DeRozan isn’t a great defender, and L.A. will badly need to upgrade its perimeter defense before it can make the postseason, let alone compete for a championship. But there's hope Anthony Brown will develop into a solid mainstay on that end, and the Lakers have been equally atrocious on both sides of the ball with Byron Scott as their head coach.
For now, they need to grab the best player they can, someone who can takeover games with the ball in his hands. DeRozan is that guy.
Of course, spending money just to spend it—being shortsighted and locking into a long-term, low-ceiling situation—would crush L.A.’s rebuild before it even gets started. The front office must somehow negotiate with caution from a desperate position.
Patience is necessary, but failing to acquire at least one All-Star-caliber force this summer would be a borderline disaster. Getting overlooked in three straight offseasons by the league’s top talent would not be a good look, especially if nobody is willing to take the baton from a retiring Bryant and become the face of a franchise that badly needs on-court leadership.
It's a critical time for the Lakers, and DeRozan is the perfect rudder to help them navigate through the struggle.
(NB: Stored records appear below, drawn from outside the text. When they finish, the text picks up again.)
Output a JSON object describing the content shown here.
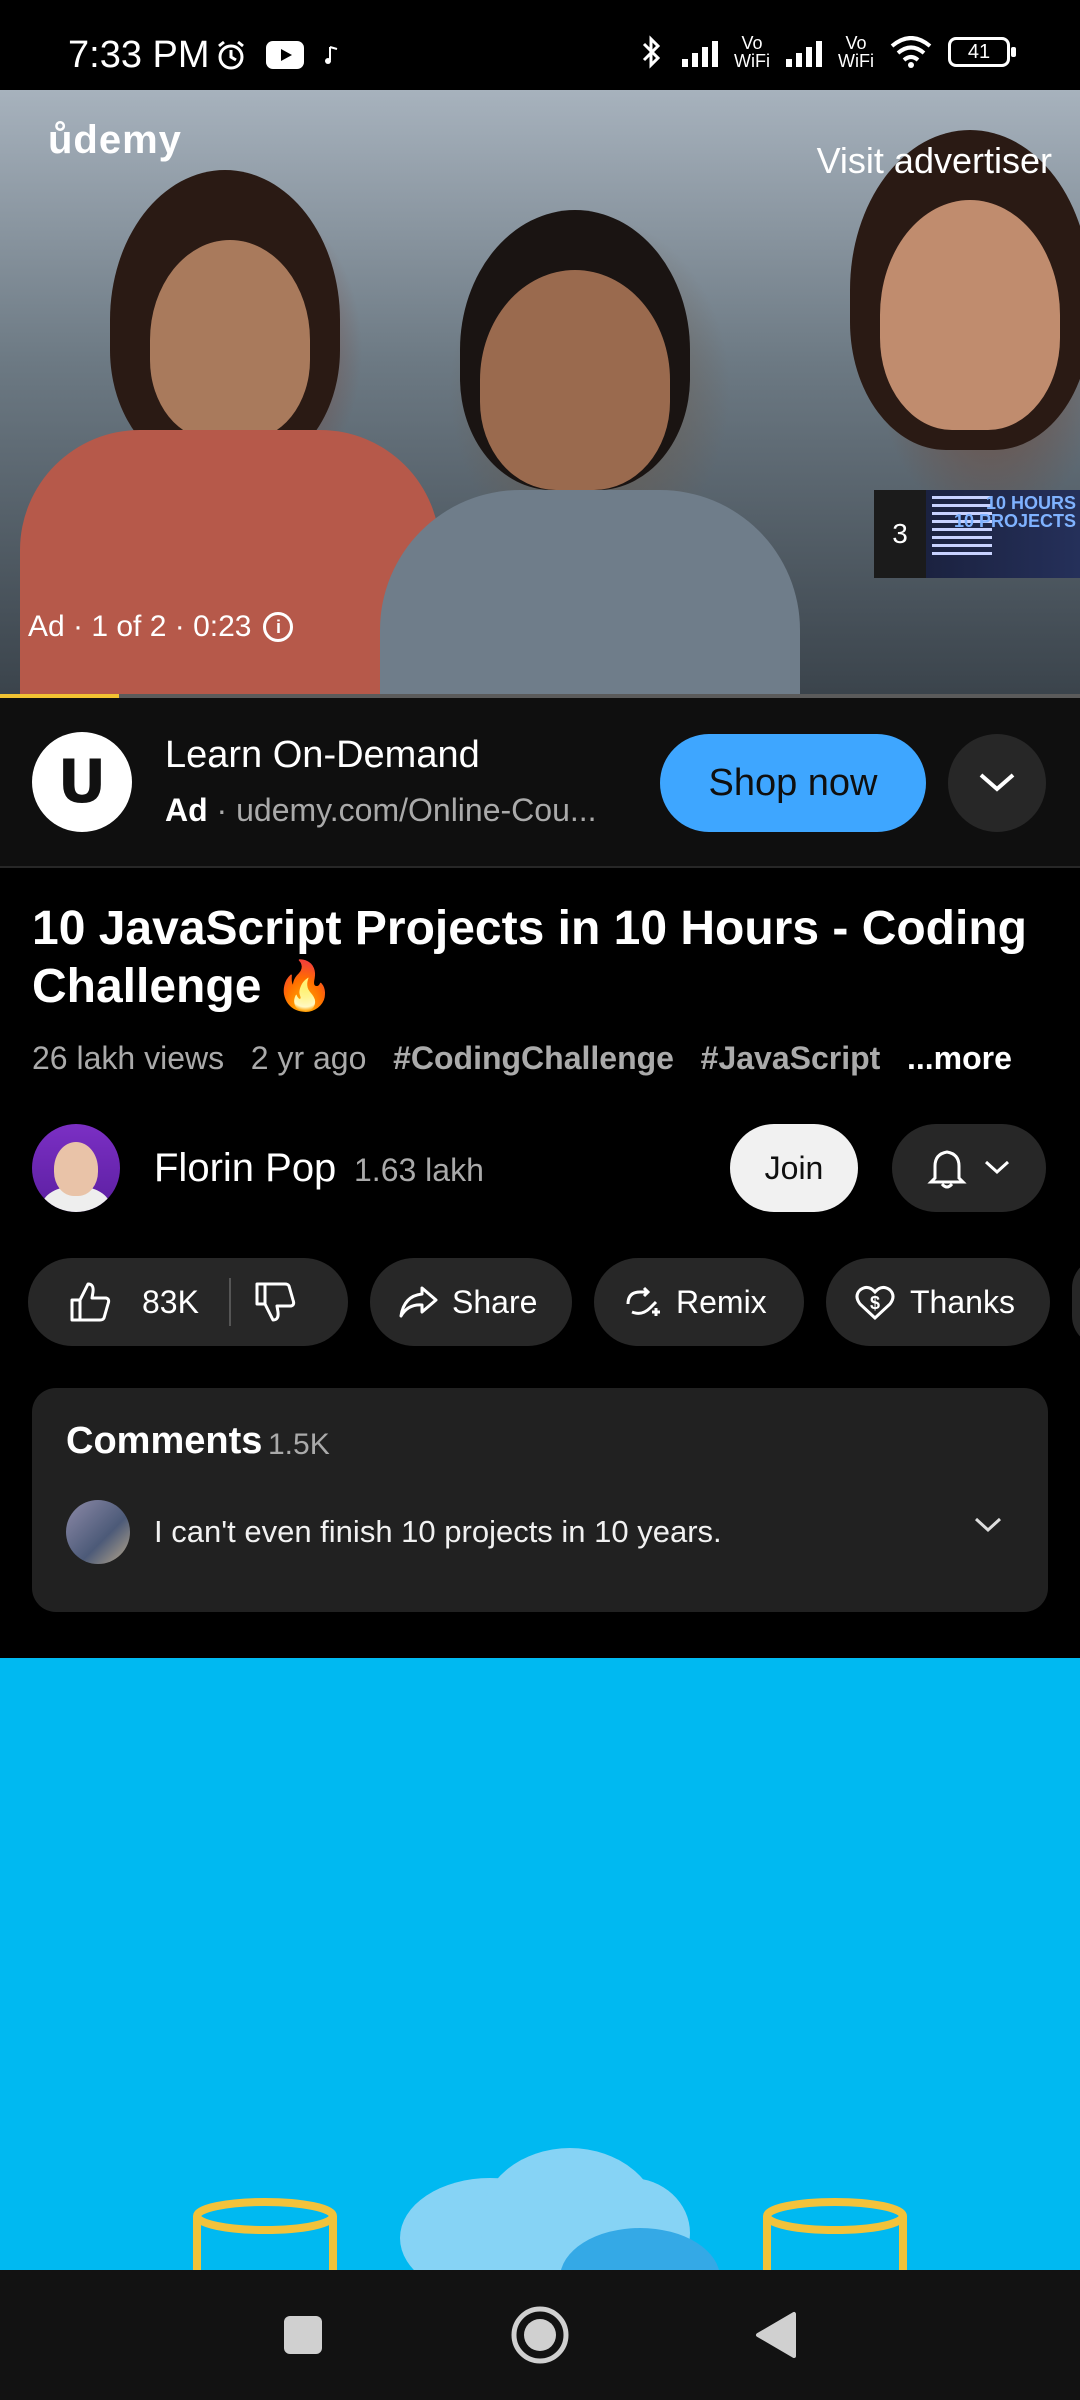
{
  "status_bar": {
    "time": "7:33 PM",
    "battery": "41",
    "vowifi_label_1": "Vo\nWiFi",
    "vowifi_label_2": "Vo\nWiFi"
  },
  "video_player": {
    "brand_logo": "ůdemy",
    "visit_advertiser": "Visit advertiser",
    "ad_meta": "Ad · 1 of 2 · 0:23",
    "up_next_count": "3",
    "up_next_thumb_title": "10 HOURS\n10 PROJECTS",
    "progress_fraction": 0.11
  },
  "ad_row": {
    "logo_letter": "U",
    "title": "Learn On-Demand",
    "ad_label": "Ad",
    "url": "udemy.com/Online-Cou...",
    "cta": "Shop now"
  },
  "video": {
    "title": "10 JavaScript Projects in 10 Hours - Coding Challenge 🔥",
    "views": "26 lakh views",
    "age": "2 yr ago",
    "tags": [
      "#CodingChallenge",
      "#JavaScript"
    ],
    "more": "...more"
  },
  "channel": {
    "name": "Florin Pop",
    "subscribers": "1.63 lakh",
    "join": "Join"
  },
  "actions": {
    "likes": "83K",
    "share": "Share",
    "remix": "Remix",
    "thanks": "Thanks"
  },
  "comments": {
    "label": "Comments",
    "count": "1.5K",
    "top_comment": "I can't even finish 10 projects in 10 years."
  },
  "colors": {
    "accent_blue": "#3ea6ff",
    "progress_yellow": "#f1c232",
    "lower_video_bg": "#00b9f1"
  }
}
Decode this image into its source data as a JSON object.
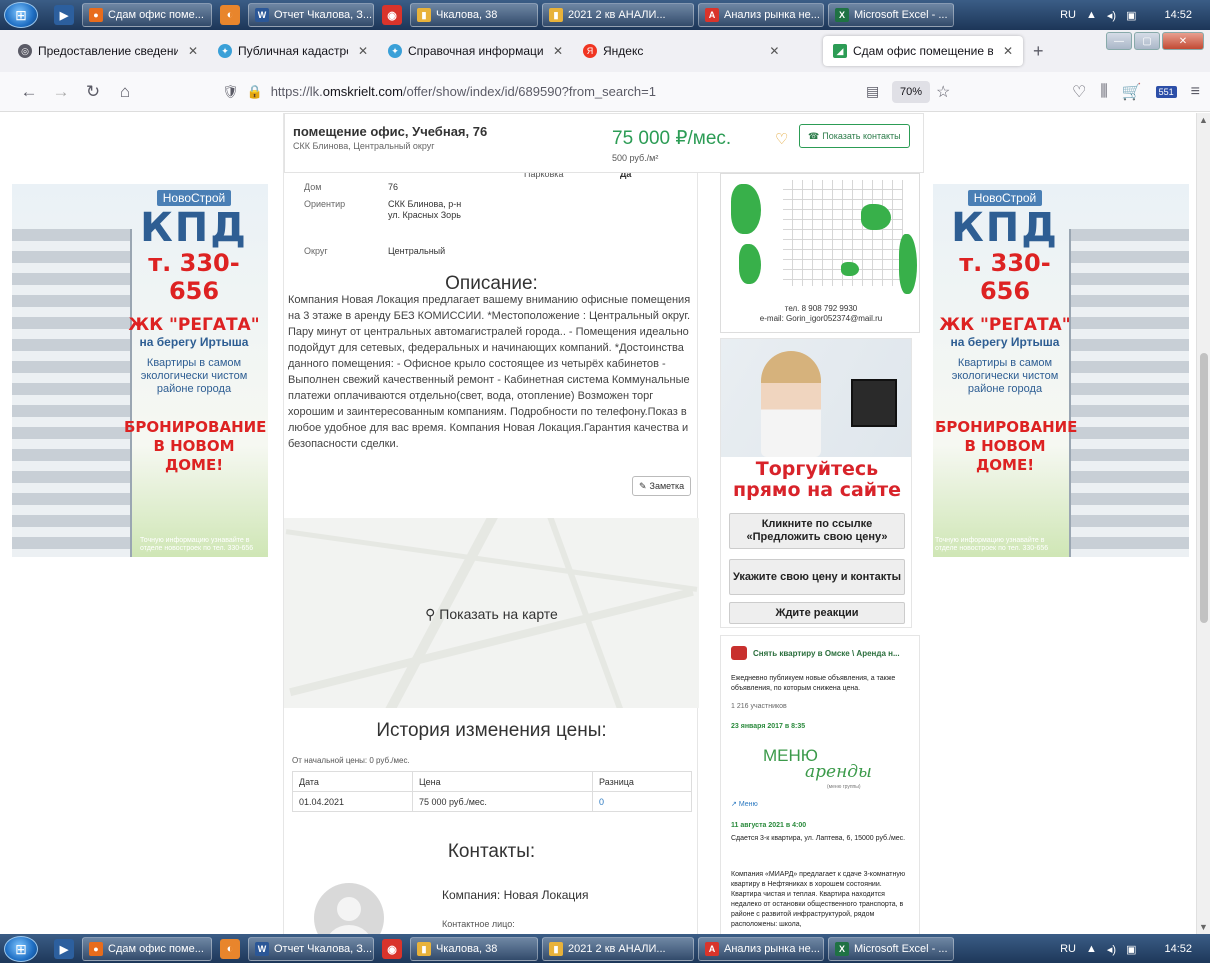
{
  "taskbar": {
    "items": [
      {
        "label": "Сдам офис поме...",
        "color": "#e86c1c"
      },
      {
        "label": "Отчет Чкалова, З...",
        "color": "#2b5797"
      },
      {
        "label": "Чкалова, 38",
        "color": "#e8b23a"
      },
      {
        "label": "2021 2 кв АНАЛИ...",
        "color": "#e8b23a"
      },
      {
        "label": "Анализ рынка не...",
        "color": "#d9342b"
      },
      {
        "label": "Microsoft Excel - ...",
        "color": "#1f7244"
      }
    ],
    "lang": "RU",
    "time": "14:52"
  },
  "browser": {
    "tabs": [
      {
        "label": "Предоставление сведений из",
        "color": "#5b5b66",
        "active": false
      },
      {
        "label": "Публичная кадастровая карта",
        "color": "#3aa0d8",
        "active": false
      },
      {
        "label": "Справочная информация по",
        "color": "#3aa0d8",
        "active": false
      },
      {
        "label": "Яндекс",
        "color": "#f03522",
        "active": false,
        "no_close": true
      },
      {
        "label": "Сдам офис помещение в Ом",
        "color": "#2c9c55",
        "active": true
      }
    ],
    "url_prefix": "https://lk.",
    "url_domain": "omskrielt.com",
    "url_path": "/offer/show/index/id/689590?from_search=1",
    "zoom": "70%",
    "badge": "551"
  },
  "header": {
    "title": "помещение офис, Учебная, 76",
    "subtitle": "СКК Блинова, Центральный округ",
    "price": "75 000 ₽/мес.",
    "price_per_m2": "500 руб./м²",
    "contacts_button": "Показать контакты",
    "cut_top": "Описание:",
    "cut_parking_label": "Парковка",
    "cut_parking_value": "Да"
  },
  "properties": [
    {
      "key": "Дом",
      "value": "76"
    },
    {
      "key": "Ориентир",
      "value": "СКК Блинова, р-н ул. Красных Зорь"
    },
    {
      "key": "Округ",
      "value": "Центральный"
    }
  ],
  "description": {
    "heading": "Описание:",
    "text": "Компания Новая Локация предлагает вашему вниманию офисные помещения на 3 этаже в аренду БЕЗ КОМИССИИ. *Местоположение : Центральный округ. Пару минут от центральных автомагистралей города.. - Помещения идеально подойдут для сетевых, федеральных и начинающих компаний. *Достоинства данного помещения: - Офисное крыло состоящее из четырёх кабинетов - Выполнен свежий качественный ремонт - Кабинетная система Коммунальные платежи оплачиваются отдельно(свет, вода, отопление) Возможен торг хорошим и заинтересованным компаниям. Подробности по телефону.Показ в любое удобное для вас время. Компания Новая Локация.Гарантия качества и безопасности сделки.",
    "note_button": "Заметка"
  },
  "map": {
    "label": "Показать на карте"
  },
  "price_history": {
    "heading": "История изменения цены:",
    "initial": "От начальной цены: 0 руб./мес.",
    "columns": [
      "Дата",
      "Цена",
      "Разница"
    ],
    "rows": [
      [
        "01.04.2021",
        "75 000 руб./мес.",
        "0"
      ]
    ]
  },
  "contacts": {
    "heading": "Контакты:",
    "company": "Компания: Новая Локация",
    "person_label": "Контактное лицо:"
  },
  "side_ad": {
    "logo": "НовоСтрой",
    "brand": "КПД",
    "phone": "т. 330-656",
    "project": "ЖК \"РЕГАТА\"",
    "project_sub": "на берегу Иртыша",
    "desc": "Квартиры в самом экологически чистом районе города",
    "cta": "БРОНИРОВАНИЕ В НОВОМ ДОМЕ!",
    "small": "Точную информацию узнавайте в отделе новостроек по тел. 330-656"
  },
  "plan_ad": {
    "phone": "тел. 8 908 792 9930",
    "email": "e-mail: Gorin_igor052374@mail.ru"
  },
  "trade_ad": {
    "title": "Торгуйтесь прямо на сайте",
    "step1": "Кликните по ссылке «Предложить свою цену»",
    "step2": "Укажите свою цену и контакты",
    "step3": "Ждите реакции"
  },
  "vk_widget": {
    "title": "Снять квартиру в Омске \\ Аренда н...",
    "desc": "Ежедневно публикуем новые объявления, а также объявления, по которым снижена цена.",
    "members": "1 216 участников",
    "date1": "23 января 2017 в 8:35",
    "menu_logo_a": "МЕНЮ",
    "menu_logo_b": "аренды",
    "menu_logo_c": "(меню группы)",
    "menu_link": "Меню",
    "date2": "11 августа 2021 в 4:00",
    "post_title": "Сдается 3-к квартира, ул. Лаптева, 6, 15000 руб./мес.",
    "post_text": "Компания «МИАРД» предлагает к сдаче 3-комнатную квартиру в Нефтяниках в хорошем состоянии. Квартира чистая и теплая. Квартира находится недалеко от остановки общественного транспорта, в районе с развитой инфраструктурой, рядом расположены: школа,"
  }
}
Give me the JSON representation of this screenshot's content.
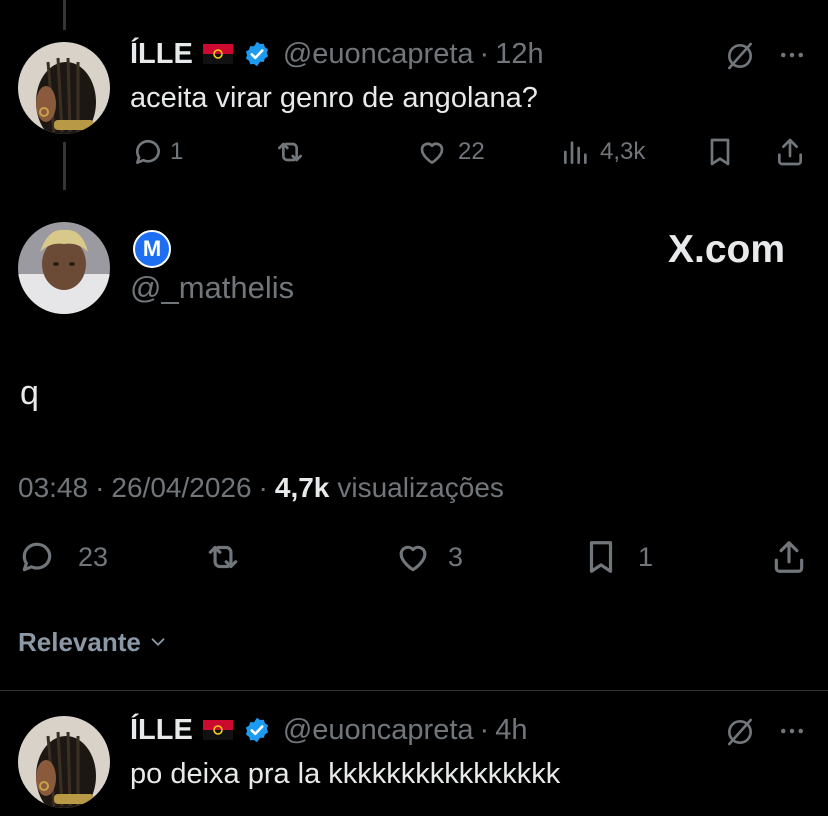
{
  "tweet1": {
    "name": "ÍLLE",
    "handle": "@euoncapreta",
    "separator": "·",
    "time": "12h",
    "text": "aceita virar genro de angolana?",
    "replies": "1",
    "likes": "22",
    "views": "4,3k"
  },
  "main_tweet": {
    "badge": "M",
    "handle": "@_mathelis",
    "watermark": "X.com",
    "text": "q",
    "time": "03:48",
    "sep1": "·",
    "date": "26/04/2026",
    "sep2": "·",
    "views_count": "4,7k",
    "views_label": "visualizações",
    "replies": "23",
    "likes": "3",
    "bookmarks": "1"
  },
  "sort": {
    "label": "Relevante"
  },
  "tweet2": {
    "name": "ÍLLE",
    "handle": "@euoncapreta",
    "separator": "·",
    "time": "4h",
    "text": "po deixa pra la kkkkkkkkkkkkkkkk"
  },
  "colors": {
    "background": "#000000",
    "text": "#e7e9ea",
    "muted": "#71767b",
    "verified": "#1d9bf0",
    "divider": "#2f3336"
  },
  "icons": [
    "reply-icon",
    "retweet-icon",
    "like-icon",
    "views-icon",
    "bookmark-icon",
    "share-icon",
    "grok-icon",
    "more-icon",
    "verified-icon",
    "angola-flag-icon",
    "chevron-down-icon"
  ]
}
Even if it's unlikely they pry him away from the rising Raptors, they need to try.
Salary-cap information via Spotrac. Advanced statistics per Basketball-Reference.com or NBA.com.